8 June 2013 | preston-luther
Miller's Crossing is a film containing characters of the gangster genre occupying a noir-style world. Visually, the film holds up with other Coen Brother films in terms of its style, which includes elaborate set designs, costumes, landscapes, etc. Visually, the film is magnificent and eye-catching.
Where the film falters lies in its dialogue. A staple of Coen Brothers' scripts, particularly their earlier films, involves characters who possess an uncharacteristically sharp tongue and wide vocabulary. Miller's Crossing is no different. Don't get me wrong, the dialogue is well-written, but at times too well-written. Characters speak so fluently in wise-cracking threats that their eloquence undermines their threats. The audience, rather than invest care in the characters, instead marvels at their wit and articulacy. But again, this isn't to say that the dialogue is bad. In fact, most will probably find the characters and dialogue appealing.

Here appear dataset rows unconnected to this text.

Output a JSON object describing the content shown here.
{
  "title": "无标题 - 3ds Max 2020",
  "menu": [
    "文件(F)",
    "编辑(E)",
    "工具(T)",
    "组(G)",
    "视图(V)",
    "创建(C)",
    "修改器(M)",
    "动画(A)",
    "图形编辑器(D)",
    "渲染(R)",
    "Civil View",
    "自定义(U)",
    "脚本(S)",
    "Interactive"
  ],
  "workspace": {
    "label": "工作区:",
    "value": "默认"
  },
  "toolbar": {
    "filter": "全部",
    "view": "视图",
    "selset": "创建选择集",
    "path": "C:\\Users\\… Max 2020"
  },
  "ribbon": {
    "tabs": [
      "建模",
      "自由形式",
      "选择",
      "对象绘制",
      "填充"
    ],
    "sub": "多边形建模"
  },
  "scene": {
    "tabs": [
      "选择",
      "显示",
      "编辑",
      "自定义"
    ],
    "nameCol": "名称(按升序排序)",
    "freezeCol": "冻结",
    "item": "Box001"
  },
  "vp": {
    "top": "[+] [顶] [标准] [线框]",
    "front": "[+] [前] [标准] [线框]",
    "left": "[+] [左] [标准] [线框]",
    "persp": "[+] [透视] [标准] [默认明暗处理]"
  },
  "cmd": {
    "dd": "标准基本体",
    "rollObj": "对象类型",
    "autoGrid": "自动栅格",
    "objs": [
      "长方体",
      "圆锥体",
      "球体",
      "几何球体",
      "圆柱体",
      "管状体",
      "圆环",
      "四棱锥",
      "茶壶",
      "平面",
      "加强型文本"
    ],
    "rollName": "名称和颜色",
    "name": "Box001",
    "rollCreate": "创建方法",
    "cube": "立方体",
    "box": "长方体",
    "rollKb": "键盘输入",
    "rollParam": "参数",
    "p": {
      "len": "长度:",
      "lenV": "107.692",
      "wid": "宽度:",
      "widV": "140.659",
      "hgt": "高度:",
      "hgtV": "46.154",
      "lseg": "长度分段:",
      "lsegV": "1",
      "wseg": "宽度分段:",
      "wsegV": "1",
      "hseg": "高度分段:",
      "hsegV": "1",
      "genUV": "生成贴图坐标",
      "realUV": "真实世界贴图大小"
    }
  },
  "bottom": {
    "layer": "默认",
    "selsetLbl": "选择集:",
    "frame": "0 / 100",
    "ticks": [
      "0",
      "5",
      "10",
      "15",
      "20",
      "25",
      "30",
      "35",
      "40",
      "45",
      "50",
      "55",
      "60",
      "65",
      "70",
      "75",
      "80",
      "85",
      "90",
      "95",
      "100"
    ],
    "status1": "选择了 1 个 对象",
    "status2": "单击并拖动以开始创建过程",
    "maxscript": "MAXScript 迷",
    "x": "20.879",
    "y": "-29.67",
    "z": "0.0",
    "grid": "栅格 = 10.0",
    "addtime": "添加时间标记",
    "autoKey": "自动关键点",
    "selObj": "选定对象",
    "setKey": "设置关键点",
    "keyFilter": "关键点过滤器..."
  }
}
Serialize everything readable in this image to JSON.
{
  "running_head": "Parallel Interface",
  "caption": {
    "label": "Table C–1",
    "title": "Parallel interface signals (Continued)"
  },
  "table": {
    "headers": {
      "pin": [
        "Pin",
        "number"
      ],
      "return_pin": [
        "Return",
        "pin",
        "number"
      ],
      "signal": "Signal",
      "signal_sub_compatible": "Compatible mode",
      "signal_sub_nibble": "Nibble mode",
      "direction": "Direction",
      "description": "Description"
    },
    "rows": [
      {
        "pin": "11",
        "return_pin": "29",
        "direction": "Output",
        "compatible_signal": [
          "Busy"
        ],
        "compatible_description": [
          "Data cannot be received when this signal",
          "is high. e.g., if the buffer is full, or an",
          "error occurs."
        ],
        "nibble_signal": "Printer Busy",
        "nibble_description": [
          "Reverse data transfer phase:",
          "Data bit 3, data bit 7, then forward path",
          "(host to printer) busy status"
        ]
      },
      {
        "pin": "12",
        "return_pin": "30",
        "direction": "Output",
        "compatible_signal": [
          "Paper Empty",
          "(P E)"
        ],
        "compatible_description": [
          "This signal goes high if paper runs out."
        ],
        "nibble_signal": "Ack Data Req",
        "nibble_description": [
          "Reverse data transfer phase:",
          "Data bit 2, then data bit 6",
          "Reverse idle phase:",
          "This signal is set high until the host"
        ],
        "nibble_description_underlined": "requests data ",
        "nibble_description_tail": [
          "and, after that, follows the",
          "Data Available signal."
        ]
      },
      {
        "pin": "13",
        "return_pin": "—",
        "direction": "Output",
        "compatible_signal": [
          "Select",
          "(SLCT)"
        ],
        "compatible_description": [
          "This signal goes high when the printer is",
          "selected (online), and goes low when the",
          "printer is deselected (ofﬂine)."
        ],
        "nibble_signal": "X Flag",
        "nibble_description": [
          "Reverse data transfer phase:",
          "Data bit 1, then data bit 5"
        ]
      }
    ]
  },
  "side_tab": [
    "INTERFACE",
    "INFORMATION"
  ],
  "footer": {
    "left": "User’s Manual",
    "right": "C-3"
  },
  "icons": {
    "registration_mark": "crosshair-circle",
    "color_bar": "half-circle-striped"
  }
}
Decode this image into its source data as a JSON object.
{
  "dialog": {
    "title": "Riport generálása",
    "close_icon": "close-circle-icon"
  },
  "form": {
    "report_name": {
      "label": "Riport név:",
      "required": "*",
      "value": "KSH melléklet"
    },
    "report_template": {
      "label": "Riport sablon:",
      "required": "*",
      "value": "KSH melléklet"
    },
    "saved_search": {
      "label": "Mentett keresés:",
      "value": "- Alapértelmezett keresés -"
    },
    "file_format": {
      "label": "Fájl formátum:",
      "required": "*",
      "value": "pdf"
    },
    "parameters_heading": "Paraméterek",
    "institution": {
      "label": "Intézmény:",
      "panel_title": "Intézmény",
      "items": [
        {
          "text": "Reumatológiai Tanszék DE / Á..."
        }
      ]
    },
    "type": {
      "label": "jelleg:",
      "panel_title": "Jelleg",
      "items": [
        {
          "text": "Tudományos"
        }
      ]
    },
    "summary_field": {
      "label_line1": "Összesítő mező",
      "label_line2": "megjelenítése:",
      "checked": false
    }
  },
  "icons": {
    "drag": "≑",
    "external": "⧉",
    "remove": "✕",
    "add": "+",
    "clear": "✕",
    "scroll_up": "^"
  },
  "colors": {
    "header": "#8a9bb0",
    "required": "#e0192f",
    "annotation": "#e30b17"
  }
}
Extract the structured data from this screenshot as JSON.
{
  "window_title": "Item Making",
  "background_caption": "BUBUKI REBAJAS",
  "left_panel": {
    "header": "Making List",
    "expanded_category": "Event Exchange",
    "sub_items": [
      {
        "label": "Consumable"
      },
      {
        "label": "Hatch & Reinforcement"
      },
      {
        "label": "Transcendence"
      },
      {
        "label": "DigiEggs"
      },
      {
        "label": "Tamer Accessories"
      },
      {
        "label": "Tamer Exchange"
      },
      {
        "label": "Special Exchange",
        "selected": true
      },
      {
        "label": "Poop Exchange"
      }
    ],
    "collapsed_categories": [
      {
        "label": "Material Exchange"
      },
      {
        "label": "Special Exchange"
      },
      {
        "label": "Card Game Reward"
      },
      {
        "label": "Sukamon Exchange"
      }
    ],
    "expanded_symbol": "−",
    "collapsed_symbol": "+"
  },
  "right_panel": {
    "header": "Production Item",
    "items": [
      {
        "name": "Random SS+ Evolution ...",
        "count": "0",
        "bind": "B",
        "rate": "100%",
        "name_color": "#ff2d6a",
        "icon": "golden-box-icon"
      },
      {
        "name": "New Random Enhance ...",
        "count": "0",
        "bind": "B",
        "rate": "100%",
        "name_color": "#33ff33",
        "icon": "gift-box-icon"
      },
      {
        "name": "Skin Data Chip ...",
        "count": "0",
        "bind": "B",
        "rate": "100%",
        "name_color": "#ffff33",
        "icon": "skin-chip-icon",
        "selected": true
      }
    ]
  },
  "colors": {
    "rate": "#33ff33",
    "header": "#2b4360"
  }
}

The plot does not become apparent until after the credits roll. For the beginning of the film, characters speak swiftly back and forth, referencing off-screen characters nobody in the audience has yet seen. This may lead to some confusion regarding what in tarnation is happening, which subsequently may lead to a lack of emotion or care invested into the story by the viewer(s). Ultimately, Miller's Crossing is one of those films you're going to have consider in retrospect in order to piece it together.
Albert Finney and Jon Polito offer tremendous performances as respective racketeer bosses. Gabriel Byre successfully plays Tom Reagan, a man caught in the middle of the warring mobsters. The wonderfully gifted John Turturro plays the two-timing Bernie Bernbaum. For this role, the Coens couldn't have scripted anyone better than Turturro, who in one instance can seem sputtering and weak 'til the next scene in which he confidently points a gun in someone's face.
Overall, Miller's Crossing is a good film that possesses many reasons to watch it; though ultimately you may find yourself having to watch it again.